Publisher: dwinger Volume No. 2 Issue No 44 Date Nov. 11, 03
Today was National Young Readers Day, and I had the honor of attending the kindergarten class of Mrs. Williams. I was asked to share why reading was important to me, and how I used it in my everyday life. I also got to read the kids a story or two.
I have decided that reading and sharing with kindergarten age and high school age is about the same. They either all want to talk at the same time, or they all just sit and say nothing. At times like these I try and remember what Papoo told me when I first started to teach high school age kids. He said, “ Davin, they will only remember about 10% of what you say, but they will remember 90% of how you act.”
I can’t help but be energized when I walk into a kindergarten class. There are smiles abounding and for the most part the kids are eager to find out just who in the world is this big loud man. I sat down with the kids, and Mrs. Williams introduced me. I then asked all the kids to tell me their name. When I asked them to come in a little closer, I thought a few were going to get into my lap. Then I had to tell them to back away and give me some room. I told them how much I love to read, and showed today’s newspaper and the things I read in it like the weather, the markets, and of course who could forget sports. I brought along my four-wheeler owners manual and showed the oil-smudged pages where I had found how to change the oil in my four-wheeler. The things that seemed to impress them the most was that we might get snow on Thursday, and they seemed to get real excited about four-wheelers and dirt bikes in general. I think the boys and I could have had a fine conversation about motorcycles.
I then read them a couple of stories and a poem. They seemed not to get to bored, but I did hear the word boring come up a time or two. They all seemed to like the poem, for some reason I knew that they would. It was one Leigh Anne used to ask me to read to her every night. The name of it is “There was a Little Girl”. Let me share it with you.
There was a little girl
And she had a little curl
Right in the middle of her forehead.
When she was good
She was very, very good,
And when she was bad she was horrid.
One day she went upstairs,
When her parents, unawares,
In the kitchen were occupied with meals,
And she stood upon her head
In her little trundle-bed,
And then began hooraying with her heals.
Her mother heard the noise,
And she thought it was the boys
A-playing at a combat in the attic;
But when she climbed the stair,
And found Jemima there,
She took and she did spank her most emphatic.

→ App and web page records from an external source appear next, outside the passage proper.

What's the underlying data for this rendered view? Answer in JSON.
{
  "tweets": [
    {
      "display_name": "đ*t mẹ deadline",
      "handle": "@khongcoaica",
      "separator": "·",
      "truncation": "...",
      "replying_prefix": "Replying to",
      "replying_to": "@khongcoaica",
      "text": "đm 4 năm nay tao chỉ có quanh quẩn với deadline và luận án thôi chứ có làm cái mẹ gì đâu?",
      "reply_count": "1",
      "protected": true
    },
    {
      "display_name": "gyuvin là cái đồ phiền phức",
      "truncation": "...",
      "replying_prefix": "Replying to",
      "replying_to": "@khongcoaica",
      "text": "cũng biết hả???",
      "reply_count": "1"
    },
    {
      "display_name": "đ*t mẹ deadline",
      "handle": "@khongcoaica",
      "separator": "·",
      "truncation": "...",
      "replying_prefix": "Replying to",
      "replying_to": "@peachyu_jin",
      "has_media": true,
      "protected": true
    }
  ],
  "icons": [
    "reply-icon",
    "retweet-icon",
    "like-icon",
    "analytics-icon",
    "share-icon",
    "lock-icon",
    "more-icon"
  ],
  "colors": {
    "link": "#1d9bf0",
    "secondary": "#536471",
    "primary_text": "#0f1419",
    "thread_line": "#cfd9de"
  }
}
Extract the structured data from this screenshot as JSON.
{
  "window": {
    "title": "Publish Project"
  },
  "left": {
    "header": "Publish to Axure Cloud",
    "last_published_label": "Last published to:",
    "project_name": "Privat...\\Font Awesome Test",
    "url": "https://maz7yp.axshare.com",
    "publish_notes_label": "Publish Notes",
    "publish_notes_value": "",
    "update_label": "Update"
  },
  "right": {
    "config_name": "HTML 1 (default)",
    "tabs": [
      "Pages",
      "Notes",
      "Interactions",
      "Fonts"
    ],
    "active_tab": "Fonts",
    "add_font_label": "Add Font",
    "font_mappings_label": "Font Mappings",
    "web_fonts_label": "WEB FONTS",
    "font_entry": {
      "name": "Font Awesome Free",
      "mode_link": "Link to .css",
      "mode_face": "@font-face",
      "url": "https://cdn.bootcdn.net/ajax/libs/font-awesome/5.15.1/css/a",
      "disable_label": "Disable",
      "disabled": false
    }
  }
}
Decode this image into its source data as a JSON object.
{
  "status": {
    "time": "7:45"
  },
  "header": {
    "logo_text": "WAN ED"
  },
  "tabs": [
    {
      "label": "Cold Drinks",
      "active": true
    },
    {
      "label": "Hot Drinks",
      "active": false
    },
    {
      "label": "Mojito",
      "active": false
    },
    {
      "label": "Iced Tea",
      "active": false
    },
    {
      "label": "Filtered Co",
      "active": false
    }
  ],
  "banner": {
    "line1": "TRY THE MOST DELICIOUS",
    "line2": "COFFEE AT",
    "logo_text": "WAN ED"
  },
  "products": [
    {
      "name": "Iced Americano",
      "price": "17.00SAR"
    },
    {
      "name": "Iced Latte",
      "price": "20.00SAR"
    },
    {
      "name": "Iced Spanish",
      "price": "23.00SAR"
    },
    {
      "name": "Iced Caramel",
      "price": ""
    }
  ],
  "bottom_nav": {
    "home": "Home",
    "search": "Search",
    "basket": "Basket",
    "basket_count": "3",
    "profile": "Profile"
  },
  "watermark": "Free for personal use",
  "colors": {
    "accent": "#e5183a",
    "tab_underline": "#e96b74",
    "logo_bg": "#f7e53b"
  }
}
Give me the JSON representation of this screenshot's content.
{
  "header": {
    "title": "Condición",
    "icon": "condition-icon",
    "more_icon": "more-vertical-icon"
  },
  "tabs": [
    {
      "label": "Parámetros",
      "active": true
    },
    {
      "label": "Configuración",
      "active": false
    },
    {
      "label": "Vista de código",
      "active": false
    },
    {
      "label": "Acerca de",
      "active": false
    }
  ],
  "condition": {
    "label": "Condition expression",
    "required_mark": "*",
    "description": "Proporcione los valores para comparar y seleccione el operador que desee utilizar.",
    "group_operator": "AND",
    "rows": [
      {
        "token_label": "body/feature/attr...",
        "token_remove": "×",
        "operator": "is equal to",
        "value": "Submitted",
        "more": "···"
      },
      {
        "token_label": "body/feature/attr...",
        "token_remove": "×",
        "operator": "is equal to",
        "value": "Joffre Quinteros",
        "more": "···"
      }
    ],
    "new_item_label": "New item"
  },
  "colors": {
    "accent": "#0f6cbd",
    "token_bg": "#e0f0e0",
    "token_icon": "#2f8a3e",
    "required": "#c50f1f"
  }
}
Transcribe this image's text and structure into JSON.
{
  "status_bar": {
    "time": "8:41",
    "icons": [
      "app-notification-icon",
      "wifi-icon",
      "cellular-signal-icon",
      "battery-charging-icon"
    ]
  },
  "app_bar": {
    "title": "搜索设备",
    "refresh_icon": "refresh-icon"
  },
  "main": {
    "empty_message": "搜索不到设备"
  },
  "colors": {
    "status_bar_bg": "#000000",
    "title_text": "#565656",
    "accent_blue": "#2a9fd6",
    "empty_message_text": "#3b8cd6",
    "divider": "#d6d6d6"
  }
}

The poem is sometimes attributed to Henry Wadsworth Longfellow. It brought the house down, and the kids seemed to think it was awfully funny. They even listened well enough to ask what emphatic meant. Well… I hope I told them right.
I enjoyed the time, and if they remember anything of me maybe it will encourage them to read.